▸ **SOURCE RECORDS**
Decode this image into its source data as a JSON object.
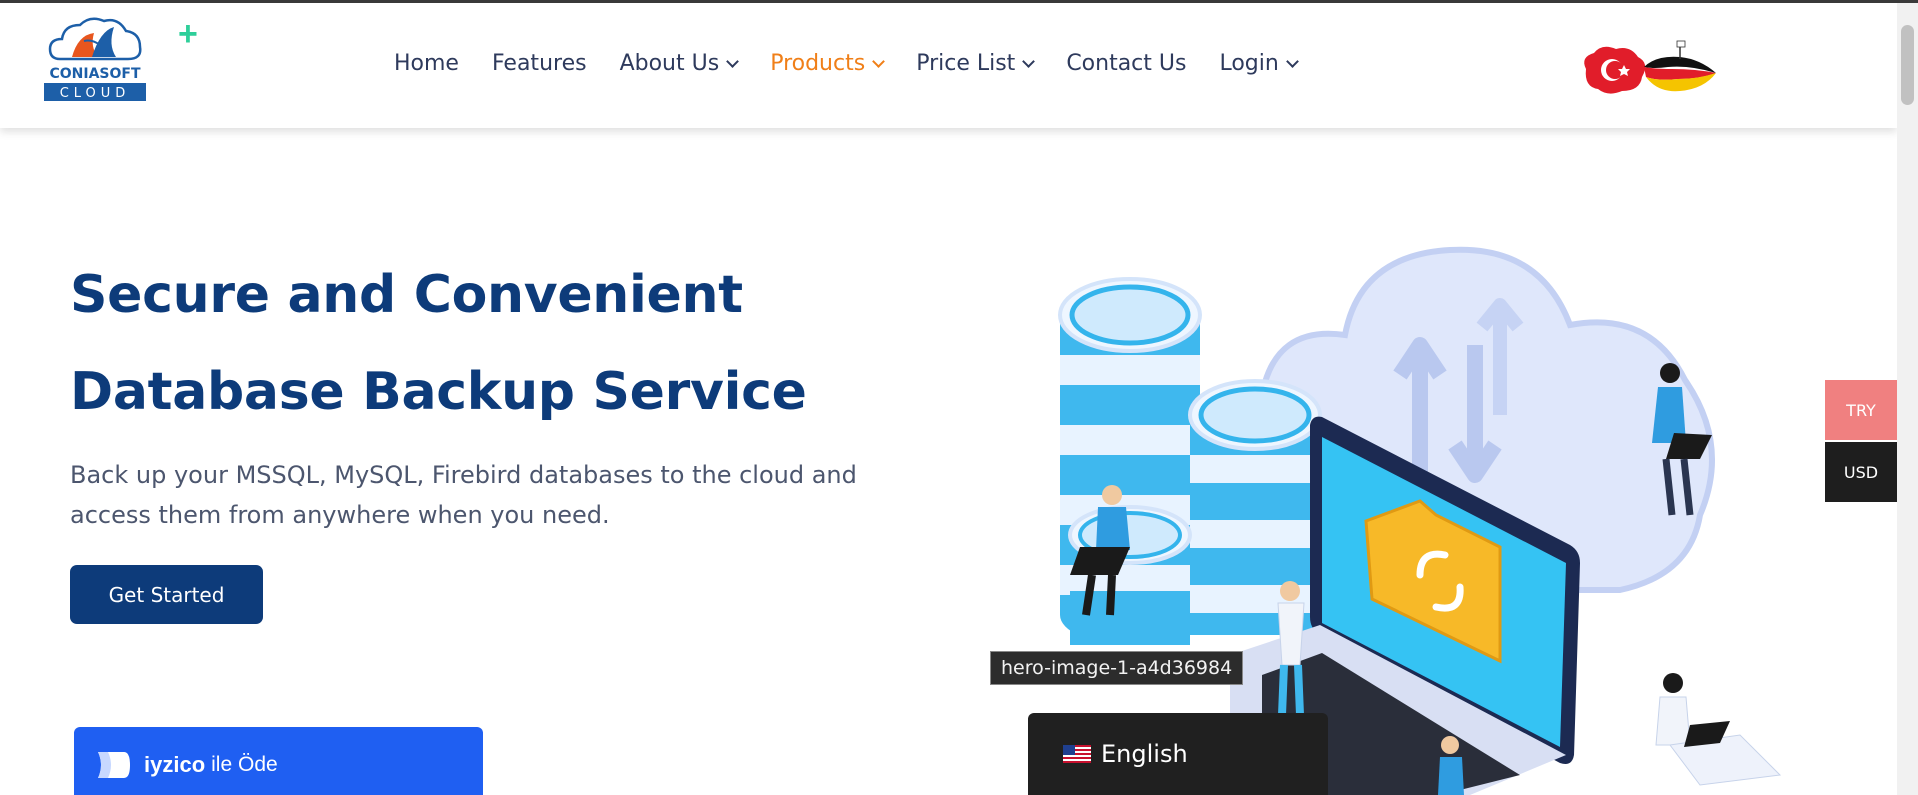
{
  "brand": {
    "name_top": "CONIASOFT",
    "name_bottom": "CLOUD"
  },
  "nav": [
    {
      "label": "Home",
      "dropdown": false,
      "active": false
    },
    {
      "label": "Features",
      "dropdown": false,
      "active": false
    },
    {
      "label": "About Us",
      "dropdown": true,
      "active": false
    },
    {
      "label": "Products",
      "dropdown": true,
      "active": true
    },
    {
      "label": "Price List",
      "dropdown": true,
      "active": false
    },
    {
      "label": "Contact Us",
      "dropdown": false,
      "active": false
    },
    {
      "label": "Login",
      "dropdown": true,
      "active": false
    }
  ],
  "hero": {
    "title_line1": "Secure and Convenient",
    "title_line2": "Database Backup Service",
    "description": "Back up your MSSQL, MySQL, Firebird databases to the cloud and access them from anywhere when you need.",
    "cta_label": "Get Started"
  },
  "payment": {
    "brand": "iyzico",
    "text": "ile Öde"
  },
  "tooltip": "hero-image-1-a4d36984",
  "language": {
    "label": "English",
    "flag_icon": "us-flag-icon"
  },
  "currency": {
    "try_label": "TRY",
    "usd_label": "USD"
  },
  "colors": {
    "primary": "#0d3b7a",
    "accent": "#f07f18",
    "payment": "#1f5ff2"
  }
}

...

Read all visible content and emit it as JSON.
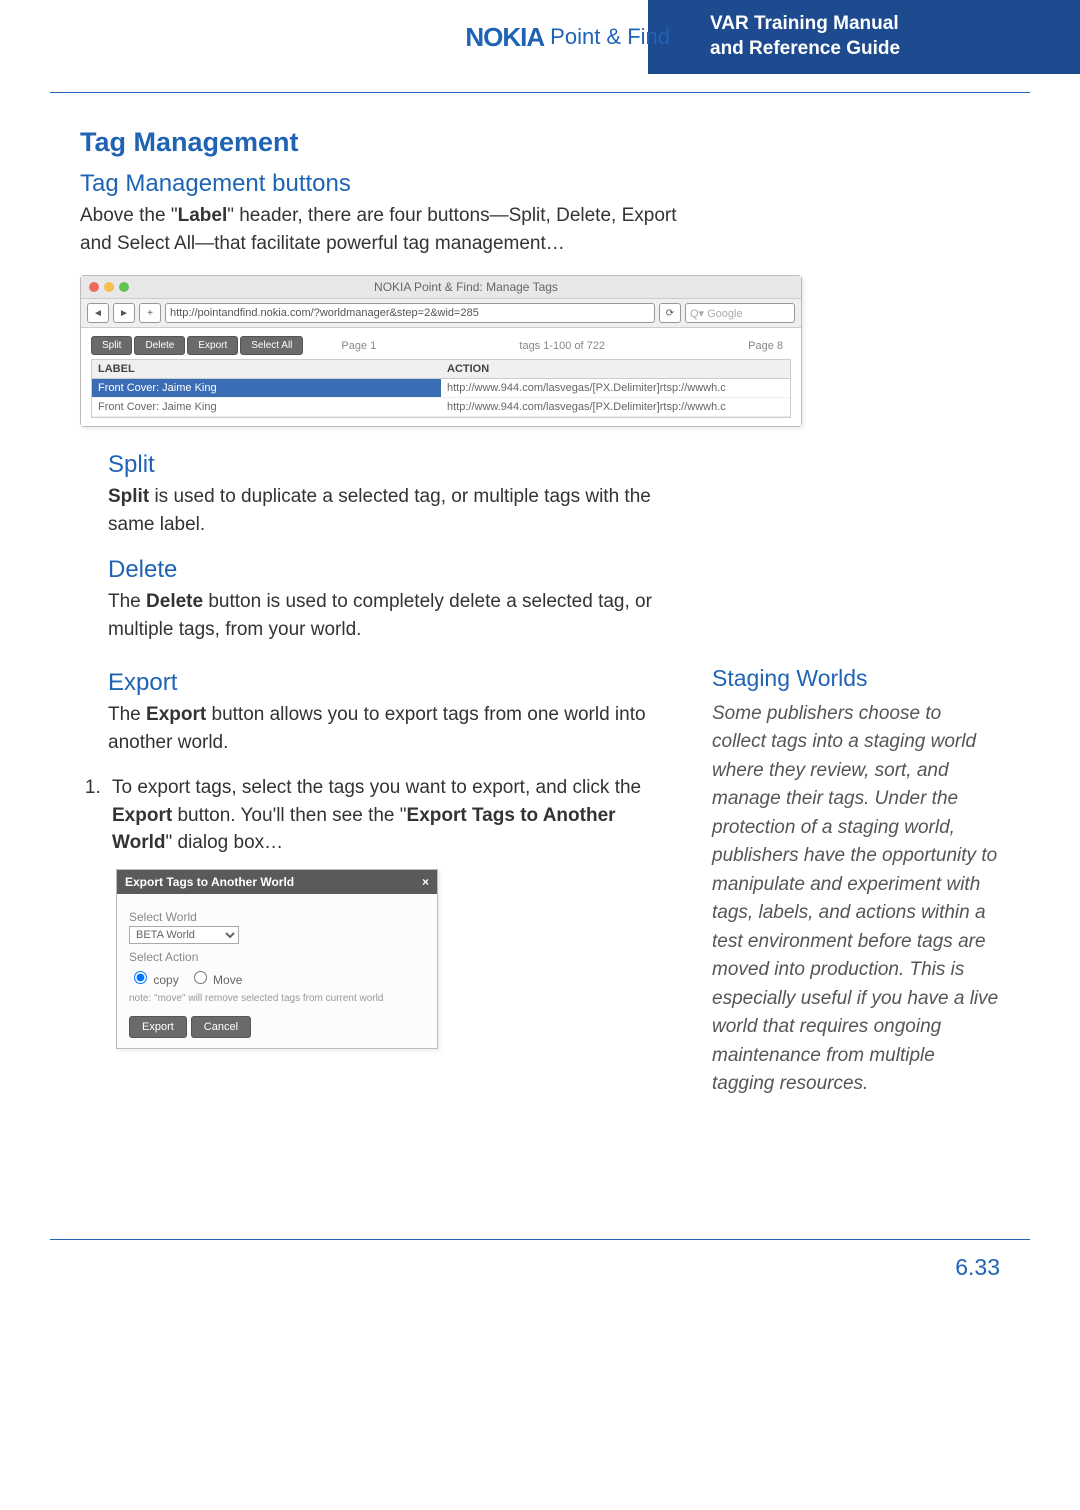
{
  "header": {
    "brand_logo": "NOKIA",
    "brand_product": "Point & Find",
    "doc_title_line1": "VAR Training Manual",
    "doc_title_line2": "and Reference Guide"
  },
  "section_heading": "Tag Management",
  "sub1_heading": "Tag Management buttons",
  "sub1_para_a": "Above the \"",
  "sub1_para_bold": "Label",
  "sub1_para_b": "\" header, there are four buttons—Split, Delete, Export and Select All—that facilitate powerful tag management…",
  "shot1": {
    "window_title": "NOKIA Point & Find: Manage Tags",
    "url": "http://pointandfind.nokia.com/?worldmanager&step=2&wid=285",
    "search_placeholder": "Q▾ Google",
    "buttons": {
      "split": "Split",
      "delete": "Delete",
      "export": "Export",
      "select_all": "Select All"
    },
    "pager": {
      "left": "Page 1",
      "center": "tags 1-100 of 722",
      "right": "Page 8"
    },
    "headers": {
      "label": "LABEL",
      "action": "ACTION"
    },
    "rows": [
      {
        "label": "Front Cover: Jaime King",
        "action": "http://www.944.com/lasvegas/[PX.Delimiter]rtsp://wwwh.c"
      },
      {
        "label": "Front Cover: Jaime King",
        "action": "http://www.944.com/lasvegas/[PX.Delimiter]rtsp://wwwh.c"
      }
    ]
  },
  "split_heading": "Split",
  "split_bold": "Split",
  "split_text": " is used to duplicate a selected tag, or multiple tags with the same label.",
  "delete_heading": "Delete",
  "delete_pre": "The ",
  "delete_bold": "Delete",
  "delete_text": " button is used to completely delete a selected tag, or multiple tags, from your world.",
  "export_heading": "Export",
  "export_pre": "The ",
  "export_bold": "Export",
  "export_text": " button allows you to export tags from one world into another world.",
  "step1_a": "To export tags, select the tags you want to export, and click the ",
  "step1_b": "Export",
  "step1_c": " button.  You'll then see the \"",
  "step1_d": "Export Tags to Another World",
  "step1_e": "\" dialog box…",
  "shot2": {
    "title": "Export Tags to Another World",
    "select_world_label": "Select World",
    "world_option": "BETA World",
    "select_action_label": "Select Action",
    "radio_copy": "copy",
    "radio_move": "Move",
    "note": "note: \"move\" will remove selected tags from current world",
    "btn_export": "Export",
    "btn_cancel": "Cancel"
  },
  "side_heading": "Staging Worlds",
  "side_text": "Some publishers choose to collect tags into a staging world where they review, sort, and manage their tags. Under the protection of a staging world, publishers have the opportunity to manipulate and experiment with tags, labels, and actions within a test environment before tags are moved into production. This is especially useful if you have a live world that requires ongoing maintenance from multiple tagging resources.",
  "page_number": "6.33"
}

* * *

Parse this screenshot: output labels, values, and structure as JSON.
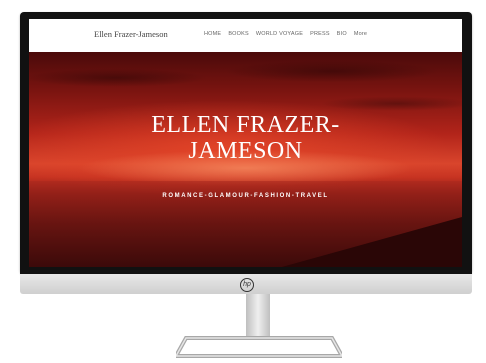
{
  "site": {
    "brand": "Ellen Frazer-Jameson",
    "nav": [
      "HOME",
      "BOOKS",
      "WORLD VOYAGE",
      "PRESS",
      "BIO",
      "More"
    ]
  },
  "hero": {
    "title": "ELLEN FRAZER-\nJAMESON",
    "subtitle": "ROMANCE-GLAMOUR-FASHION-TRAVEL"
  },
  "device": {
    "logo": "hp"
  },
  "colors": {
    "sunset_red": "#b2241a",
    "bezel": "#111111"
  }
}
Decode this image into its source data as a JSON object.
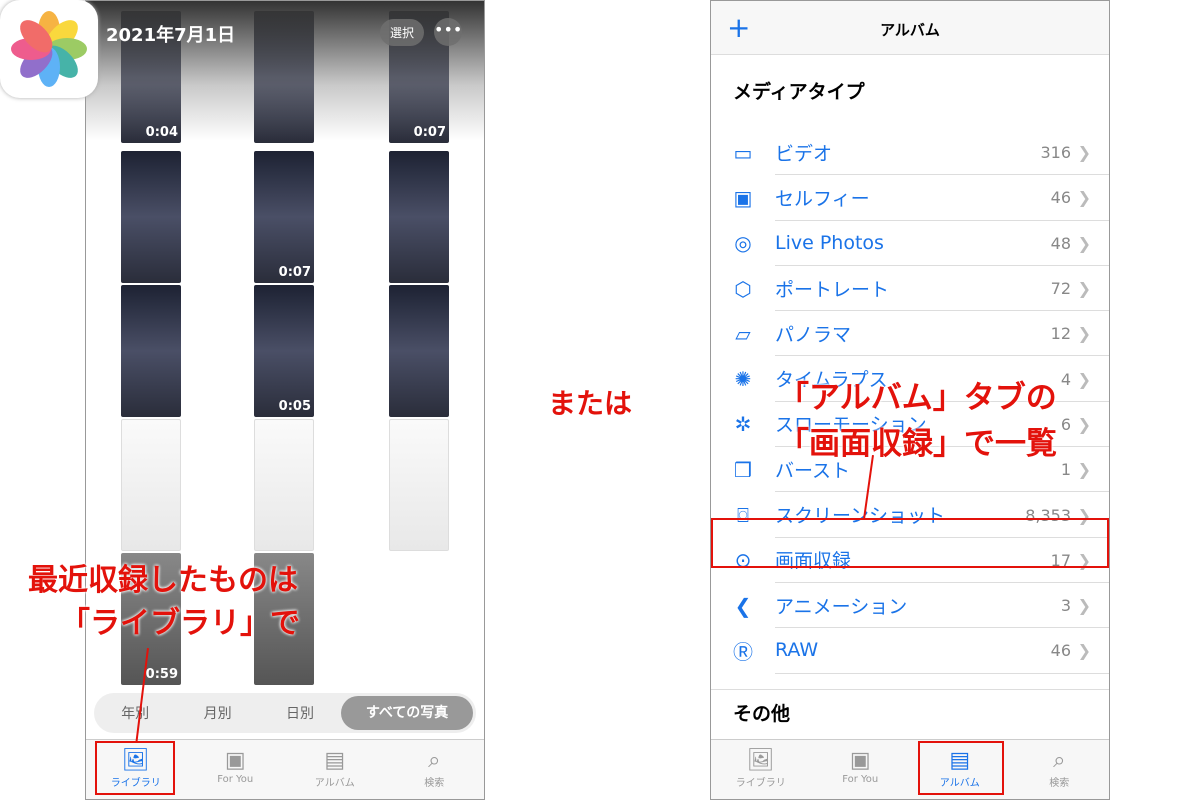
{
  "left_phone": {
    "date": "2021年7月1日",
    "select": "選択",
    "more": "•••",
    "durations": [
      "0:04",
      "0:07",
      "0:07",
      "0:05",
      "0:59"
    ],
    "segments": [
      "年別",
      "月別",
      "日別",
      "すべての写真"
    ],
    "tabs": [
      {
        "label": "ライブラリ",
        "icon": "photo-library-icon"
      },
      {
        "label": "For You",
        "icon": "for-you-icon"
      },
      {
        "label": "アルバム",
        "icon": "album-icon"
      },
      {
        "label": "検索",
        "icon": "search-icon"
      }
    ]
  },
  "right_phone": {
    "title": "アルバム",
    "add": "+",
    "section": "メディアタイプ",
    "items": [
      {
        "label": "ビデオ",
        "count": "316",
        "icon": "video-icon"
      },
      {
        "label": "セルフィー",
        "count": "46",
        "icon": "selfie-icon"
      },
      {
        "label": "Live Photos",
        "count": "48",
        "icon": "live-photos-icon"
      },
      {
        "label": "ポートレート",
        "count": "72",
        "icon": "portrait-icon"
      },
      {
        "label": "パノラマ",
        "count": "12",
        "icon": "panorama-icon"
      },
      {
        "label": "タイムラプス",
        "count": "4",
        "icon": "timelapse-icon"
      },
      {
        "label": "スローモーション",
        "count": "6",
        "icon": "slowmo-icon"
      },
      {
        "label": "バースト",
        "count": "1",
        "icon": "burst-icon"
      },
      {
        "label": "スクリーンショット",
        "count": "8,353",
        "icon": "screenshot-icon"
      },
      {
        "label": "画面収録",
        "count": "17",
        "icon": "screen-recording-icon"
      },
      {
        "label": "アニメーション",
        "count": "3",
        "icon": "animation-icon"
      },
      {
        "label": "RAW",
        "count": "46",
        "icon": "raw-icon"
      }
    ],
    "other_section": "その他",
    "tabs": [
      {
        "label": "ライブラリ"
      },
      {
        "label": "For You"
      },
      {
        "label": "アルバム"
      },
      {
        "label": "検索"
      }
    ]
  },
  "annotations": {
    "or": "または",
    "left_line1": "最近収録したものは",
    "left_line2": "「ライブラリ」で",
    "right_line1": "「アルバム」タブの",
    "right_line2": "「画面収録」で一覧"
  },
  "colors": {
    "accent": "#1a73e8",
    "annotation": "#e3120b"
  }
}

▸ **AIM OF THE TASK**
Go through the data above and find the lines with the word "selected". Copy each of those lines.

▸ **RESULT**
  "split_text": " is used to duplicate a selected tag, or multiple tags with the same label.",
  "delete_text": " button is used to completely delete a selected tag, or multiple tags, from your world.",
    "note": "note: \"move\" will remove selected tags from current world",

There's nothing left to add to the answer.